Green: Sophisticated sales and marketing tactics begin by digging deep into rate and revenue data to yield meaningful insights about channel performance. Sales by segment is important, but it’s the ability to translate that data into effective strategies that can help maximize revenue from the most cost effective distribution channels. A comprehensive and granular e-commerce strategy enhances top line revenue through social networking, reputation management and online marketing. The right systems and analytical tools can take most of the guesswork out of rate setting, and make it possible to accurately project revenue results. Overlaying all of this of course is the need to engage in hedge management–preparing for change and maximizing RevPar in ways that will translate no matter what the state of the market.  What are some of the concrete tips you can share with our readers that can help maximize their investment today from a financial perspective?

Green: One of the biggest things I’d be looking to now is working to complete Performance Improvement Plan items in the near future. You want to take care of those priorities while cash flow is strong–deterioration tends to accelerate in a softer period as operating expenses are trimmed. This is an inherently cyclical industry, and part of controlling your destiny is to get out in front before the next challenging period in that cycle comes around. So in other words, proactive hoteliers will be better poised for the next recessionary cycle?

Green: Absolutely. Another smart step that owners and operators can do is to communicate with vendors/contractors and establish an understanding that in the event that down-cycling becomes necessary in the future, they will need to come with you. Remember that vendors have experienced a run-up as well over the past few years. The smart ones know that softness is coming and should (hopefully) be open to renegotiating now.

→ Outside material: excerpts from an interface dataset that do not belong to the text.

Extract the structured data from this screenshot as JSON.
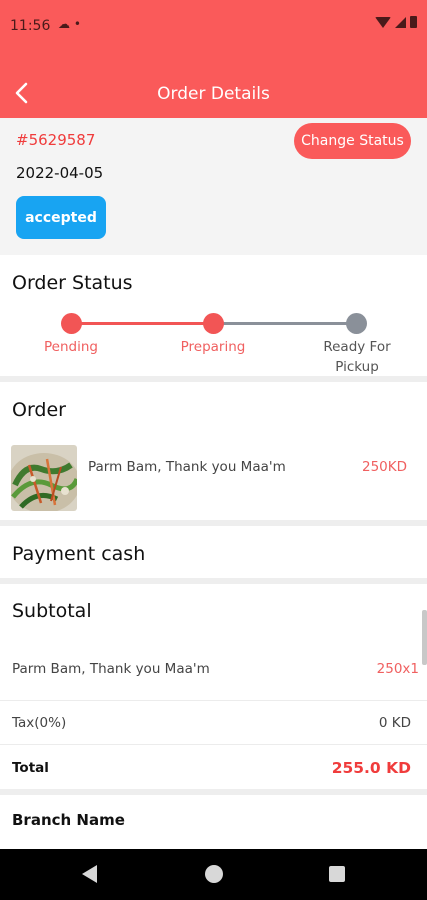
{
  "status_bar": {
    "time": "11:56"
  },
  "header": {
    "title": "Order Details"
  },
  "order": {
    "id": "#5629587",
    "date": "2022-04-05",
    "status_badge": "accepted",
    "change_status_label": "Change Status"
  },
  "order_status": {
    "title": "Order Status",
    "steps": [
      {
        "label": "Pending",
        "state": "done"
      },
      {
        "label": "Preparing",
        "state": "done"
      },
      {
        "label": "Ready For Pickup",
        "state": "pending"
      }
    ]
  },
  "order_section": {
    "title": "Order",
    "items": [
      {
        "name": "Parm Bam, Thank you Maa'm",
        "price": "250KD"
      }
    ]
  },
  "payment": {
    "label": "Payment cash"
  },
  "subtotal": {
    "title": "Subtotal",
    "line_item": {
      "name": "Parm Bam, Thank you Maa'm",
      "qty_price": "250x1"
    },
    "tax": {
      "label": "Tax(0%)",
      "value": "0 KD"
    },
    "total": {
      "label": "Total",
      "value": "255.0 KD"
    }
  },
  "branch": {
    "label": "Branch Name"
  },
  "colors": {
    "accent": "#fa5a5a",
    "badge": "#18a4f2",
    "step_active": "#f25555",
    "step_inactive": "#8a9099",
    "text_red": "#f03c3c"
  }
}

If they are resistant, it’s worth taking the time to educate them. That is sound advice, particularly with respect to thinking ahead and preparing for the mid- to long-term. With those bigger picture priorities in mind, what are some nearer term issues that hotel investors should be focusing on in 2016?

Green: Definitely identifying value adds in management and e-commerce. The run-up over the last several years has been so good that it has been all too easy for some to have simply risen along with the tide–while failing to fully exploit the opportunities that this period of robust growth and relative market strength has afforded. As a result, there are plenty of “performing” assets that are actually underperforming relative to their potential. Vigilance and diligence in finding ways to become more efficient and maximize revenue is almost more important in that context, because rate growth has actually contributed to some operational inefficiencies and less-than-stellar expense management. With that in mind, are there any other things owners may not be doing–that they should be–to prepare for the next downturn?

Green: Focus on your team. Train your people and cross-train your people (so that they are not only capable, but flexible). Development and retention of personnel assets is a tremendous bulwark against the stresses of a downturn. Good employees are capable of doing 130% of what weak ones can do. By helping those talented and motivated employees become even better, you are ensuring that any future consolidating that becomes necessary will not unduly stress operations. Along those same lines, owners and operators should be keenly focused on steadily improving their overall level of service. Tripadvisor is king: own it. That’s something that can pay immediate dividends, but it becomes even more valuable in leaner times. You will need word of mouth when you have to trim your advertising spending.

See the exclusive Q&A here

Thank You